Task requirements – Apart from the images, every record here needs to be copied exactly.

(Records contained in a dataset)
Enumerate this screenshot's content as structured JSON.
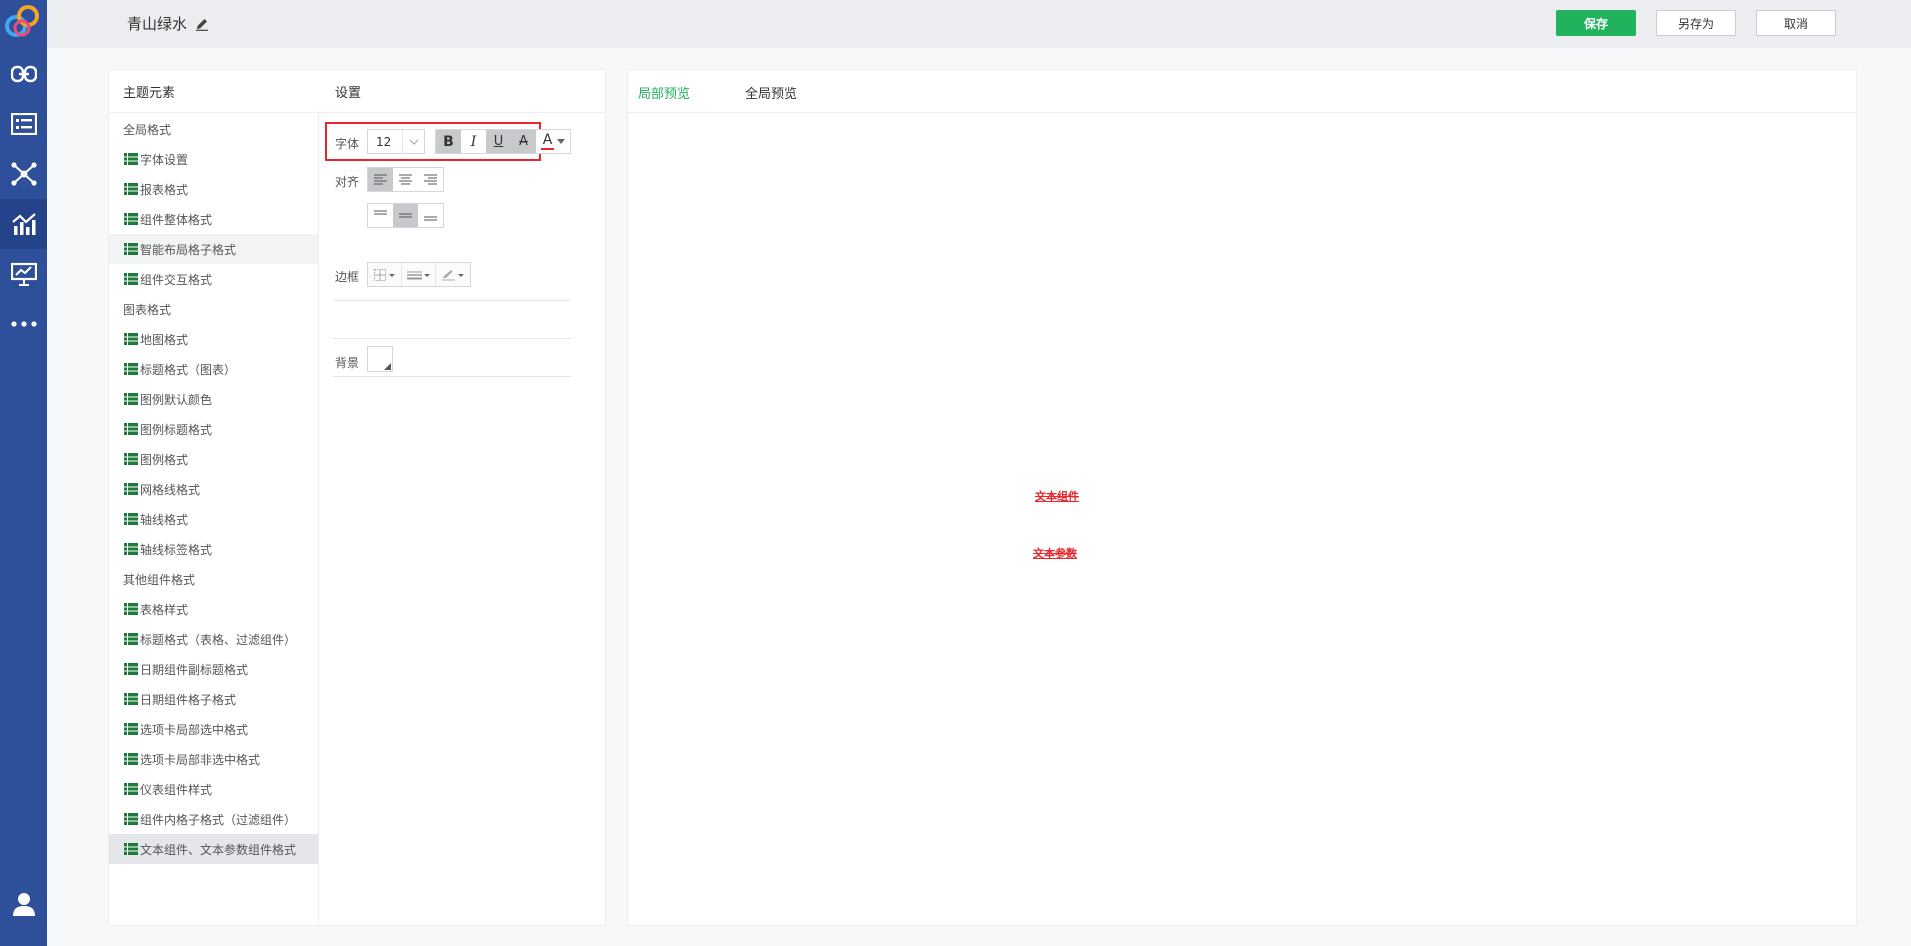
{
  "header": {
    "title": "青山绿水",
    "save": "保存",
    "save_as": "另存为",
    "cancel": "取消"
  },
  "left_panel": {
    "elements_title": "主题元素",
    "settings_title": "设置"
  },
  "tree": [
    {
      "type": "group",
      "label": "全局格式"
    },
    {
      "type": "leaf",
      "label": "字体设置"
    },
    {
      "type": "leaf",
      "label": "报表格式"
    },
    {
      "type": "leaf",
      "label": "组件整体格式"
    },
    {
      "type": "leaf",
      "label": "智能布局格子格式",
      "state": "hover"
    },
    {
      "type": "leaf",
      "label": "组件交互格式"
    },
    {
      "type": "group",
      "label": "图表格式"
    },
    {
      "type": "leaf",
      "label": "地图格式"
    },
    {
      "type": "leaf",
      "label": "标题格式（图表）"
    },
    {
      "type": "leaf",
      "label": "图例默认颜色"
    },
    {
      "type": "leaf",
      "label": "图例标题格式"
    },
    {
      "type": "leaf",
      "label": "图例格式"
    },
    {
      "type": "leaf",
      "label": "网格线格式"
    },
    {
      "type": "leaf",
      "label": "轴线格式"
    },
    {
      "type": "leaf",
      "label": "轴线标签格式"
    },
    {
      "type": "group",
      "label": "其他组件格式"
    },
    {
      "type": "leaf",
      "label": "表格样式"
    },
    {
      "type": "leaf",
      "label": "标题格式（表格、过滤组件）"
    },
    {
      "type": "leaf",
      "label": "日期组件副标题格式"
    },
    {
      "type": "leaf",
      "label": "日期组件格子格式"
    },
    {
      "type": "leaf",
      "label": "选项卡局部选中格式"
    },
    {
      "type": "leaf",
      "label": "选项卡局部非选中格式"
    },
    {
      "type": "leaf",
      "label": "仪表组件样式"
    },
    {
      "type": "leaf",
      "label": "组件内格子格式（过滤组件）"
    },
    {
      "type": "leaf",
      "label": "文本组件、文本参数组件格式",
      "state": "selected"
    }
  ],
  "settings": {
    "font_label": "字体",
    "font_size": "12",
    "bold": "B",
    "italic": "I",
    "underline": "U",
    "strike": "A",
    "color_glyph": "A",
    "align_label": "对齐",
    "border_label": "边框",
    "background_label": "背景"
  },
  "preview": {
    "tab_local": "局部预览",
    "tab_global": "全局预览",
    "text_component": "文本组件",
    "text_param": "文本参数"
  },
  "colors": {
    "sidebar": "#2e4f9a",
    "primary": "#22b25d",
    "highlight": "#e8262e",
    "tree_icon": "#1e7a3a"
  }
}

Output below –
Enumerate this screenshot's content as structured JSON.
{
  "header": {
    "title": "青山绿水",
    "save": "保存",
    "save_as": "另存为",
    "cancel": "取消"
  },
  "left_panel": {
    "elements_title": "主题元素",
    "settings_title": "设置"
  },
  "tree": [
    {
      "type": "group",
      "label": "全局格式"
    },
    {
      "type": "leaf",
      "label": "字体设置"
    },
    {
      "type": "leaf",
      "label": "报表格式"
    },
    {
      "type": "leaf",
      "label": "组件整体格式"
    },
    {
      "type": "leaf",
      "label": "智能布局格子格式",
      "state": "hover"
    },
    {
      "type": "leaf",
      "label": "组件交互格式"
    },
    {
      "type": "group",
      "label": "图表格式"
    },
    {
      "type": "leaf",
      "label": "地图格式"
    },
    {
      "type": "leaf",
      "label": "标题格式（图表）"
    },
    {
      "type": "leaf",
      "label": "图例默认颜色"
    },
    {
      "type": "leaf",
      "label": "图例标题格式"
    },
    {
      "type": "leaf",
      "label": "图例格式"
    },
    {
      "type": "leaf",
      "label": "网格线格式"
    },
    {
      "type": "leaf",
      "label": "轴线格式"
    },
    {
      "type": "leaf",
      "label": "轴线标签格式"
    },
    {
      "type": "group",
      "label": "其他组件格式"
    },
    {
      "type": "leaf",
      "label": "表格样式"
    },
    {
      "type": "leaf",
      "label": "标题格式（表格、过滤组件）"
    },
    {
      "type": "leaf",
      "label": "日期组件副标题格式"
    },
    {
      "type": "leaf",
      "label": "日期组件格子格式"
    },
    {
      "type": "leaf",
      "label": "选项卡局部选中格式"
    },
    {
      "type": "leaf",
      "label": "选项卡局部非选中格式"
    },
    {
      "type": "leaf",
      "label": "仪表组件样式"
    },
    {
      "type": "leaf",
      "label": "组件内格子格式（过滤组件）"
    },
    {
      "type": "leaf",
      "label": "文本组件、文本参数组件格式",
      "state": "selected"
    }
  ],
  "settings": {
    "font_label": "字体",
    "font_size": "12",
    "bold": "B",
    "italic": "I",
    "underline": "U",
    "strike": "A",
    "color_glyph": "A",
    "align_label": "对齐",
    "border_label": "边框",
    "background_label": "背景"
  },
  "preview": {
    "tab_local": "局部预览",
    "tab_global": "全局预览",
    "text_component": "文本组件",
    "text_param": "文本参数"
  },
  "colors": {
    "sidebar": "#2e4f9a",
    "primary": "#22b25d",
    "highlight": "#e8262e",
    "tree_icon": "#1e7a3a"
  }
}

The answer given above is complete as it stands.